- **WHAT NEEDS TO BE DONE**:
Should any entry include an image, skip the image and copy the entry exactly.

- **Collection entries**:
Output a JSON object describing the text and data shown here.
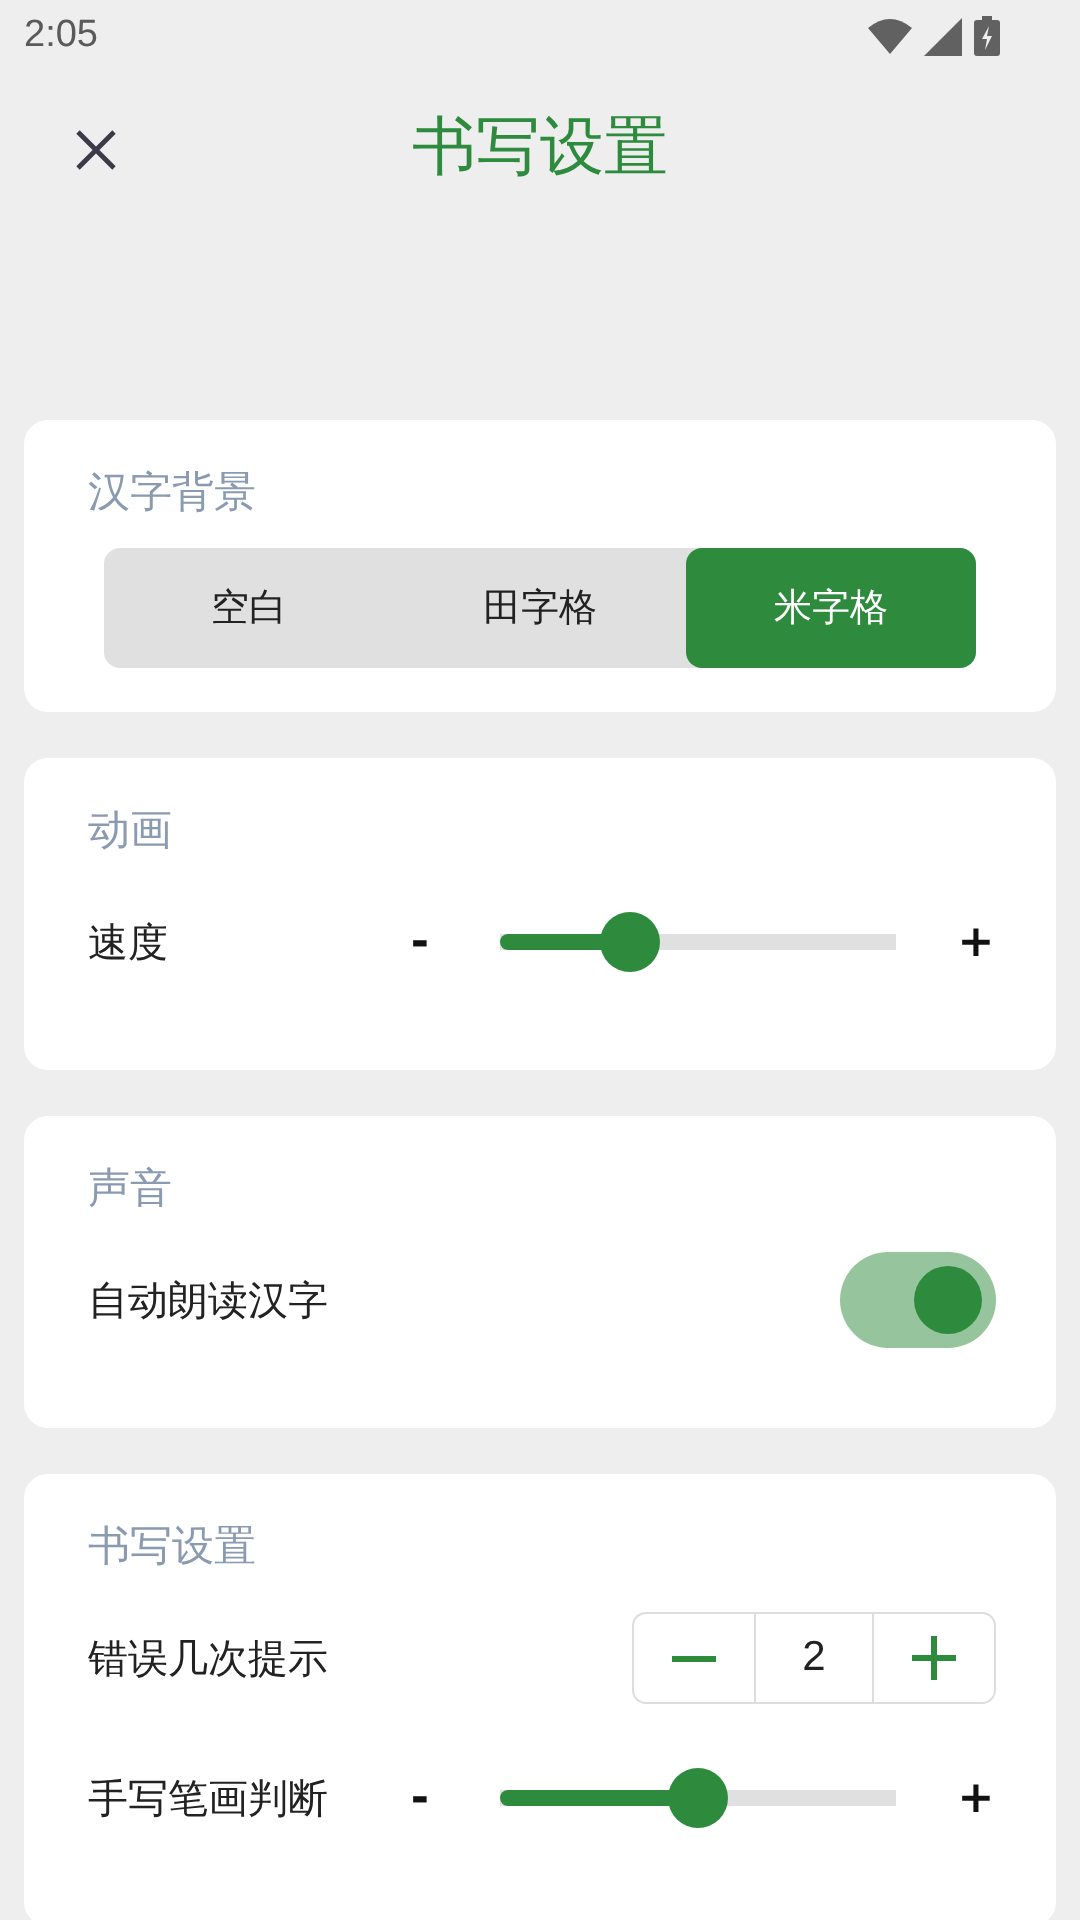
{
  "status_bar": {
    "time": "2:05"
  },
  "header": {
    "title": "书写设置"
  },
  "sections": [
    {
      "title": "汉字背景",
      "rows": [
        {
          "kind": "segmented",
          "options": [
            {
              "label": "空白",
              "selected": false
            },
            {
              "label": "田字格",
              "selected": false
            },
            {
              "label": "米字格",
              "selected": true
            }
          ]
        }
      ]
    },
    {
      "title": "动画",
      "rows": [
        {
          "kind": "slider",
          "label": "速度",
          "minus": "-",
          "plus": "+",
          "level": 0.33
        }
      ]
    },
    {
      "title": "声音",
      "rows": [
        {
          "kind": "switch",
          "label": "自动朗读汉字",
          "on": true
        }
      ]
    },
    {
      "title": "书写设置",
      "rows": [
        {
          "kind": "stepper",
          "label": "错误几次提示",
          "value": "2"
        },
        {
          "kind": "slider",
          "label": "手写笔画判断",
          "minus": "-",
          "plus": "+",
          "level": 0.5
        }
      ]
    }
  ]
}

- **YOUR RESPONSE**:
Output a JSON object describing the text and data shown here.
{
  "status_bar": {
    "time": "2:05"
  },
  "header": {
    "title": "书写设置"
  },
  "sections": [
    {
      "title": "汉字背景",
      "rows": [
        {
          "kind": "segmented",
          "options": [
            {
              "label": "空白",
              "selected": false
            },
            {
              "label": "田字格",
              "selected": false
            },
            {
              "label": "米字格",
              "selected": true
            }
          ]
        }
      ]
    },
    {
      "title": "动画",
      "rows": [
        {
          "kind": "slider",
          "label": "速度",
          "minus": "-",
          "plus": "+",
          "level": 0.33
        }
      ]
    },
    {
      "title": "声音",
      "rows": [
        {
          "kind": "switch",
          "label": "自动朗读汉字",
          "on": true
        }
      ]
    },
    {
      "title": "书写设置",
      "rows": [
        {
          "kind": "stepper",
          "label": "错误几次提示",
          "value": "2"
        },
        {
          "kind": "slider",
          "label": "手写笔画判断",
          "minus": "-",
          "plus": "+",
          "level": 0.5
        }
      ]
    }
  ]
}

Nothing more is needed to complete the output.